Data about app and page elements:
________________________________________
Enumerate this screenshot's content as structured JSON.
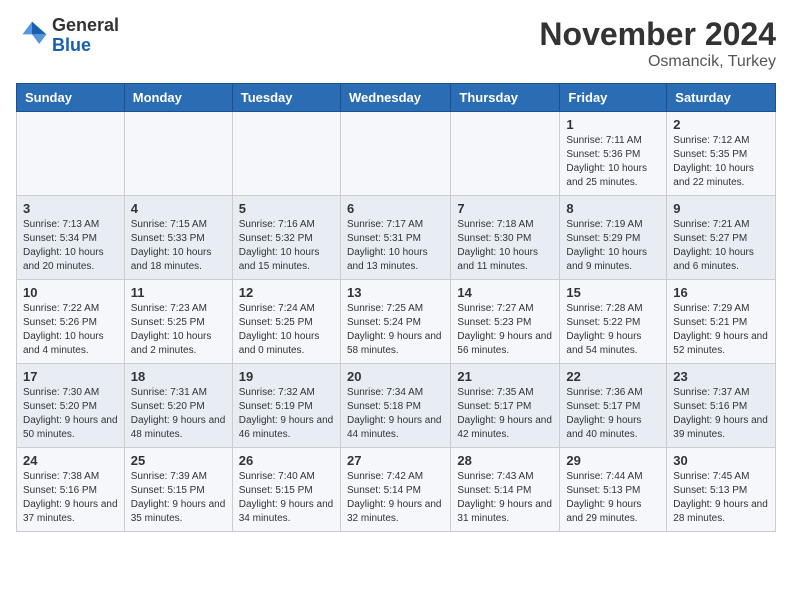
{
  "logo": {
    "general": "General",
    "blue": "Blue"
  },
  "title": "November 2024",
  "location": "Osmancik, Turkey",
  "weekdays": [
    "Sunday",
    "Monday",
    "Tuesday",
    "Wednesday",
    "Thursday",
    "Friday",
    "Saturday"
  ],
  "weeks": [
    [
      {
        "day": "",
        "info": ""
      },
      {
        "day": "",
        "info": ""
      },
      {
        "day": "",
        "info": ""
      },
      {
        "day": "",
        "info": ""
      },
      {
        "day": "",
        "info": ""
      },
      {
        "day": "1",
        "info": "Sunrise: 7:11 AM\nSunset: 5:36 PM\nDaylight: 10 hours and 25 minutes."
      },
      {
        "day": "2",
        "info": "Sunrise: 7:12 AM\nSunset: 5:35 PM\nDaylight: 10 hours and 22 minutes."
      }
    ],
    [
      {
        "day": "3",
        "info": "Sunrise: 7:13 AM\nSunset: 5:34 PM\nDaylight: 10 hours and 20 minutes."
      },
      {
        "day": "4",
        "info": "Sunrise: 7:15 AM\nSunset: 5:33 PM\nDaylight: 10 hours and 18 minutes."
      },
      {
        "day": "5",
        "info": "Sunrise: 7:16 AM\nSunset: 5:32 PM\nDaylight: 10 hours and 15 minutes."
      },
      {
        "day": "6",
        "info": "Sunrise: 7:17 AM\nSunset: 5:31 PM\nDaylight: 10 hours and 13 minutes."
      },
      {
        "day": "7",
        "info": "Sunrise: 7:18 AM\nSunset: 5:30 PM\nDaylight: 10 hours and 11 minutes."
      },
      {
        "day": "8",
        "info": "Sunrise: 7:19 AM\nSunset: 5:29 PM\nDaylight: 10 hours and 9 minutes."
      },
      {
        "day": "9",
        "info": "Sunrise: 7:21 AM\nSunset: 5:27 PM\nDaylight: 10 hours and 6 minutes."
      }
    ],
    [
      {
        "day": "10",
        "info": "Sunrise: 7:22 AM\nSunset: 5:26 PM\nDaylight: 10 hours and 4 minutes."
      },
      {
        "day": "11",
        "info": "Sunrise: 7:23 AM\nSunset: 5:25 PM\nDaylight: 10 hours and 2 minutes."
      },
      {
        "day": "12",
        "info": "Sunrise: 7:24 AM\nSunset: 5:25 PM\nDaylight: 10 hours and 0 minutes."
      },
      {
        "day": "13",
        "info": "Sunrise: 7:25 AM\nSunset: 5:24 PM\nDaylight: 9 hours and 58 minutes."
      },
      {
        "day": "14",
        "info": "Sunrise: 7:27 AM\nSunset: 5:23 PM\nDaylight: 9 hours and 56 minutes."
      },
      {
        "day": "15",
        "info": "Sunrise: 7:28 AM\nSunset: 5:22 PM\nDaylight: 9 hours and 54 minutes."
      },
      {
        "day": "16",
        "info": "Sunrise: 7:29 AM\nSunset: 5:21 PM\nDaylight: 9 hours and 52 minutes."
      }
    ],
    [
      {
        "day": "17",
        "info": "Sunrise: 7:30 AM\nSunset: 5:20 PM\nDaylight: 9 hours and 50 minutes."
      },
      {
        "day": "18",
        "info": "Sunrise: 7:31 AM\nSunset: 5:20 PM\nDaylight: 9 hours and 48 minutes."
      },
      {
        "day": "19",
        "info": "Sunrise: 7:32 AM\nSunset: 5:19 PM\nDaylight: 9 hours and 46 minutes."
      },
      {
        "day": "20",
        "info": "Sunrise: 7:34 AM\nSunset: 5:18 PM\nDaylight: 9 hours and 44 minutes."
      },
      {
        "day": "21",
        "info": "Sunrise: 7:35 AM\nSunset: 5:17 PM\nDaylight: 9 hours and 42 minutes."
      },
      {
        "day": "22",
        "info": "Sunrise: 7:36 AM\nSunset: 5:17 PM\nDaylight: 9 hours and 40 minutes."
      },
      {
        "day": "23",
        "info": "Sunrise: 7:37 AM\nSunset: 5:16 PM\nDaylight: 9 hours and 39 minutes."
      }
    ],
    [
      {
        "day": "24",
        "info": "Sunrise: 7:38 AM\nSunset: 5:16 PM\nDaylight: 9 hours and 37 minutes."
      },
      {
        "day": "25",
        "info": "Sunrise: 7:39 AM\nSunset: 5:15 PM\nDaylight: 9 hours and 35 minutes."
      },
      {
        "day": "26",
        "info": "Sunrise: 7:40 AM\nSunset: 5:15 PM\nDaylight: 9 hours and 34 minutes."
      },
      {
        "day": "27",
        "info": "Sunrise: 7:42 AM\nSunset: 5:14 PM\nDaylight: 9 hours and 32 minutes."
      },
      {
        "day": "28",
        "info": "Sunrise: 7:43 AM\nSunset: 5:14 PM\nDaylight: 9 hours and 31 minutes."
      },
      {
        "day": "29",
        "info": "Sunrise: 7:44 AM\nSunset: 5:13 PM\nDaylight: 9 hours and 29 minutes."
      },
      {
        "day": "30",
        "info": "Sunrise: 7:45 AM\nSunset: 5:13 PM\nDaylight: 9 hours and 28 minutes."
      }
    ]
  ]
}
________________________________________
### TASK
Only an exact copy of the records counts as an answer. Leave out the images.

### ANSWER FOR THIS EXERCISE
Enumerate this screenshot's content as structured JSON.
{
  "logo": {
    "general": "General",
    "blue": "Blue"
  },
  "title": "November 2024",
  "location": "Osmancik, Turkey",
  "weekdays": [
    "Sunday",
    "Monday",
    "Tuesday",
    "Wednesday",
    "Thursday",
    "Friday",
    "Saturday"
  ],
  "weeks": [
    [
      {
        "day": "",
        "info": ""
      },
      {
        "day": "",
        "info": ""
      },
      {
        "day": "",
        "info": ""
      },
      {
        "day": "",
        "info": ""
      },
      {
        "day": "",
        "info": ""
      },
      {
        "day": "1",
        "info": "Sunrise: 7:11 AM\nSunset: 5:36 PM\nDaylight: 10 hours and 25 minutes."
      },
      {
        "day": "2",
        "info": "Sunrise: 7:12 AM\nSunset: 5:35 PM\nDaylight: 10 hours and 22 minutes."
      }
    ],
    [
      {
        "day": "3",
        "info": "Sunrise: 7:13 AM\nSunset: 5:34 PM\nDaylight: 10 hours and 20 minutes."
      },
      {
        "day": "4",
        "info": "Sunrise: 7:15 AM\nSunset: 5:33 PM\nDaylight: 10 hours and 18 minutes."
      },
      {
        "day": "5",
        "info": "Sunrise: 7:16 AM\nSunset: 5:32 PM\nDaylight: 10 hours and 15 minutes."
      },
      {
        "day": "6",
        "info": "Sunrise: 7:17 AM\nSunset: 5:31 PM\nDaylight: 10 hours and 13 minutes."
      },
      {
        "day": "7",
        "info": "Sunrise: 7:18 AM\nSunset: 5:30 PM\nDaylight: 10 hours and 11 minutes."
      },
      {
        "day": "8",
        "info": "Sunrise: 7:19 AM\nSunset: 5:29 PM\nDaylight: 10 hours and 9 minutes."
      },
      {
        "day": "9",
        "info": "Sunrise: 7:21 AM\nSunset: 5:27 PM\nDaylight: 10 hours and 6 minutes."
      }
    ],
    [
      {
        "day": "10",
        "info": "Sunrise: 7:22 AM\nSunset: 5:26 PM\nDaylight: 10 hours and 4 minutes."
      },
      {
        "day": "11",
        "info": "Sunrise: 7:23 AM\nSunset: 5:25 PM\nDaylight: 10 hours and 2 minutes."
      },
      {
        "day": "12",
        "info": "Sunrise: 7:24 AM\nSunset: 5:25 PM\nDaylight: 10 hours and 0 minutes."
      },
      {
        "day": "13",
        "info": "Sunrise: 7:25 AM\nSunset: 5:24 PM\nDaylight: 9 hours and 58 minutes."
      },
      {
        "day": "14",
        "info": "Sunrise: 7:27 AM\nSunset: 5:23 PM\nDaylight: 9 hours and 56 minutes."
      },
      {
        "day": "15",
        "info": "Sunrise: 7:28 AM\nSunset: 5:22 PM\nDaylight: 9 hours and 54 minutes."
      },
      {
        "day": "16",
        "info": "Sunrise: 7:29 AM\nSunset: 5:21 PM\nDaylight: 9 hours and 52 minutes."
      }
    ],
    [
      {
        "day": "17",
        "info": "Sunrise: 7:30 AM\nSunset: 5:20 PM\nDaylight: 9 hours and 50 minutes."
      },
      {
        "day": "18",
        "info": "Sunrise: 7:31 AM\nSunset: 5:20 PM\nDaylight: 9 hours and 48 minutes."
      },
      {
        "day": "19",
        "info": "Sunrise: 7:32 AM\nSunset: 5:19 PM\nDaylight: 9 hours and 46 minutes."
      },
      {
        "day": "20",
        "info": "Sunrise: 7:34 AM\nSunset: 5:18 PM\nDaylight: 9 hours and 44 minutes."
      },
      {
        "day": "21",
        "info": "Sunrise: 7:35 AM\nSunset: 5:17 PM\nDaylight: 9 hours and 42 minutes."
      },
      {
        "day": "22",
        "info": "Sunrise: 7:36 AM\nSunset: 5:17 PM\nDaylight: 9 hours and 40 minutes."
      },
      {
        "day": "23",
        "info": "Sunrise: 7:37 AM\nSunset: 5:16 PM\nDaylight: 9 hours and 39 minutes."
      }
    ],
    [
      {
        "day": "24",
        "info": "Sunrise: 7:38 AM\nSunset: 5:16 PM\nDaylight: 9 hours and 37 minutes."
      },
      {
        "day": "25",
        "info": "Sunrise: 7:39 AM\nSunset: 5:15 PM\nDaylight: 9 hours and 35 minutes."
      },
      {
        "day": "26",
        "info": "Sunrise: 7:40 AM\nSunset: 5:15 PM\nDaylight: 9 hours and 34 minutes."
      },
      {
        "day": "27",
        "info": "Sunrise: 7:42 AM\nSunset: 5:14 PM\nDaylight: 9 hours and 32 minutes."
      },
      {
        "day": "28",
        "info": "Sunrise: 7:43 AM\nSunset: 5:14 PM\nDaylight: 9 hours and 31 minutes."
      },
      {
        "day": "29",
        "info": "Sunrise: 7:44 AM\nSunset: 5:13 PM\nDaylight: 9 hours and 29 minutes."
      },
      {
        "day": "30",
        "info": "Sunrise: 7:45 AM\nSunset: 5:13 PM\nDaylight: 9 hours and 28 minutes."
      }
    ]
  ]
}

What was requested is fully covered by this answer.